_TASK DESCRIPTION_:
Filter the lines below, copying only those with the string "title".

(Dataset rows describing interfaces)
==*==

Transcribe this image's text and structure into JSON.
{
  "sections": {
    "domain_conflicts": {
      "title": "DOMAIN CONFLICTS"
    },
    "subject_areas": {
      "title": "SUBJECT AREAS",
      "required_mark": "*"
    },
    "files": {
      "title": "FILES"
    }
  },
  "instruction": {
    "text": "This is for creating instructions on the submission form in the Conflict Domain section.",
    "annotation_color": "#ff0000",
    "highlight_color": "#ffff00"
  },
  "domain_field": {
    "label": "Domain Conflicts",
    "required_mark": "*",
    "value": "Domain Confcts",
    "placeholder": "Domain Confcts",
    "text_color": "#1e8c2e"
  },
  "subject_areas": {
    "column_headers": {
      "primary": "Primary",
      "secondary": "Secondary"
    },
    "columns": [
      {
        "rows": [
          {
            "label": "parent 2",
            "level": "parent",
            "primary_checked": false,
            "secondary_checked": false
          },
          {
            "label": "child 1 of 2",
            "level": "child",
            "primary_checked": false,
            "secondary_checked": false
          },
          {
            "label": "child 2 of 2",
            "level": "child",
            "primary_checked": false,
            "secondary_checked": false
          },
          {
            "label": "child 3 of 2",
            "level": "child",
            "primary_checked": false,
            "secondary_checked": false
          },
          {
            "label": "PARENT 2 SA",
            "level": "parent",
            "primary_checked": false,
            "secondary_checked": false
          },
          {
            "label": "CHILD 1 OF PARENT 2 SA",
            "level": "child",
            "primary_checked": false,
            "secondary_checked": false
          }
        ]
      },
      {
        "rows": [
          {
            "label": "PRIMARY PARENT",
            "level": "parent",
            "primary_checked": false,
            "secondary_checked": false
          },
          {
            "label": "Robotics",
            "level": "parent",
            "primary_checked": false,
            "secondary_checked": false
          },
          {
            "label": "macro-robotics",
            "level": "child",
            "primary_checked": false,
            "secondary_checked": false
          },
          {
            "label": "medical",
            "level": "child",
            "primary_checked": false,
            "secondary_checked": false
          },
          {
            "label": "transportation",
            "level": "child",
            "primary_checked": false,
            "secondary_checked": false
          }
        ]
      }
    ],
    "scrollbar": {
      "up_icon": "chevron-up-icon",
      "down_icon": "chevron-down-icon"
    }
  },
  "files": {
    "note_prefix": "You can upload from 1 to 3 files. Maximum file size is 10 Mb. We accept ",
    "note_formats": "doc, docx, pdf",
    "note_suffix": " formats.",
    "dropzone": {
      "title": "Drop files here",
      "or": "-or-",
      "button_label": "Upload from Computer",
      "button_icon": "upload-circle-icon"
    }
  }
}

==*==

_TASK RESULT_:
      "title": "DOMAIN CONFLICTS"
      "title": "SUBJECT AREAS",
      "title": "FILES"
      "title": "Drop files here",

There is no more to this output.